Habib has skill to govern from the 'middle' | 48th District race
October 26, 2012 · Updated 4:23 PM
By Kevin Wallace
Some in the community have found it curious that a Republican like myself would be one of Cyrus Habib’s earliest supporters. I came to know Cyrus through our service together in Bellevue on the Human Services Commission – he as a commissioner and I as the council Liaison – and both of us have been involved with Eastside Pathways, a local nonprofit dedicated to helping each child achieve their potential. From that interaction I have seen his ability to quickly grasp complex problems and come up with innovative and pragmatic solutions.
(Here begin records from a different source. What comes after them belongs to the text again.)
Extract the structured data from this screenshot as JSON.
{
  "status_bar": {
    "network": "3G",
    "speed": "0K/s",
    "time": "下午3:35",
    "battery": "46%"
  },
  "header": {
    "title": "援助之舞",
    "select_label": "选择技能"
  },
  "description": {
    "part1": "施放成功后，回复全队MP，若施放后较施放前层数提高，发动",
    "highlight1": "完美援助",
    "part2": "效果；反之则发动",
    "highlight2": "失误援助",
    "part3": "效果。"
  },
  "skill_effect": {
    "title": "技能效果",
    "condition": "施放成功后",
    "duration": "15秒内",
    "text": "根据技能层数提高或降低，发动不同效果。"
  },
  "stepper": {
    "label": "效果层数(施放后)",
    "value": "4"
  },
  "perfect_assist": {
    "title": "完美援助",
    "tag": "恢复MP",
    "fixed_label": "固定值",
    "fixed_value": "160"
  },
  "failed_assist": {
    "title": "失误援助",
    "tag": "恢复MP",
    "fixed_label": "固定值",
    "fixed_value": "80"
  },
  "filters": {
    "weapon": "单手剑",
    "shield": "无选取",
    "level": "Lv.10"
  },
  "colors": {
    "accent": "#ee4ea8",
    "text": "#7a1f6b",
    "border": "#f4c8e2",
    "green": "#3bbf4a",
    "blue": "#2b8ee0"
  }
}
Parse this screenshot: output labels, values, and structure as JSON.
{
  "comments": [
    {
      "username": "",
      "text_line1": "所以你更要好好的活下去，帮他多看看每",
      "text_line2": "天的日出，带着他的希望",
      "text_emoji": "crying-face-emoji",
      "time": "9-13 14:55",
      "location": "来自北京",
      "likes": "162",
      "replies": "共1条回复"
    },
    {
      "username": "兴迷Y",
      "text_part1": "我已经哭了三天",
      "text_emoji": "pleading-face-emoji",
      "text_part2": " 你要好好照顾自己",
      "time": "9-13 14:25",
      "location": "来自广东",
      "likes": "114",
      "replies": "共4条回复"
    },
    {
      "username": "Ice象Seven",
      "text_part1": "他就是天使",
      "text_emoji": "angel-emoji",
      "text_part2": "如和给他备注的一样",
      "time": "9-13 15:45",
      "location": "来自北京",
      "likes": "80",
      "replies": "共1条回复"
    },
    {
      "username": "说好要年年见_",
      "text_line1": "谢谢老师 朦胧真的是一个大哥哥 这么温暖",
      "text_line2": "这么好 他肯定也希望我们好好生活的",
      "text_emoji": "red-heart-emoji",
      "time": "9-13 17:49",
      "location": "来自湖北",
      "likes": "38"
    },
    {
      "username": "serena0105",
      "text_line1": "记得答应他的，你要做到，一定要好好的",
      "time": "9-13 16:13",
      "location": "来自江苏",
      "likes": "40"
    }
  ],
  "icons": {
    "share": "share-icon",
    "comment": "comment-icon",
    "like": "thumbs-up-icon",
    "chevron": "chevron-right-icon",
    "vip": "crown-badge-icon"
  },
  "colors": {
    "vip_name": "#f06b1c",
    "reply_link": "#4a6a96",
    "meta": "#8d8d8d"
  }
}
The only indicator of the fact that Cyrus has been blind since age eight are his trademark sunglasses. He moves past his disability with a grace and intellect that has allowed him to achieve great things despite overwhelming odds. I can’t even find my car keys in the dark. Cyrus, in the dark, graduated from Yale Law School and is now a corporate attorney at one of Seattle’s most prestigious law firms. He is inspirational, and his life experience gives him an important perspective that will be unique in the Legislature.
Cyrus and I are not from the same political party, and we do not agree on every issue, but we agree on several important goals for our state government: reducing traffic congestion, making our education system globally competitive and reducing regulatory burdens so small businesses can create jobs.
If we are to achieve these goals, both Republicans and Democrats must work together to achieve a balanced, common ground consensus – to “govern from the middle.” The Eastside is fortunate to have leaders like Steve Litzow (R), Deb Eddy (D), Rob McKenna (R) and Rodney Tom (D), who have been willing and able to govern from the middle, and I believe Cyrus will do so as well.
Kevin Wallace is a member of the Bellevue City Council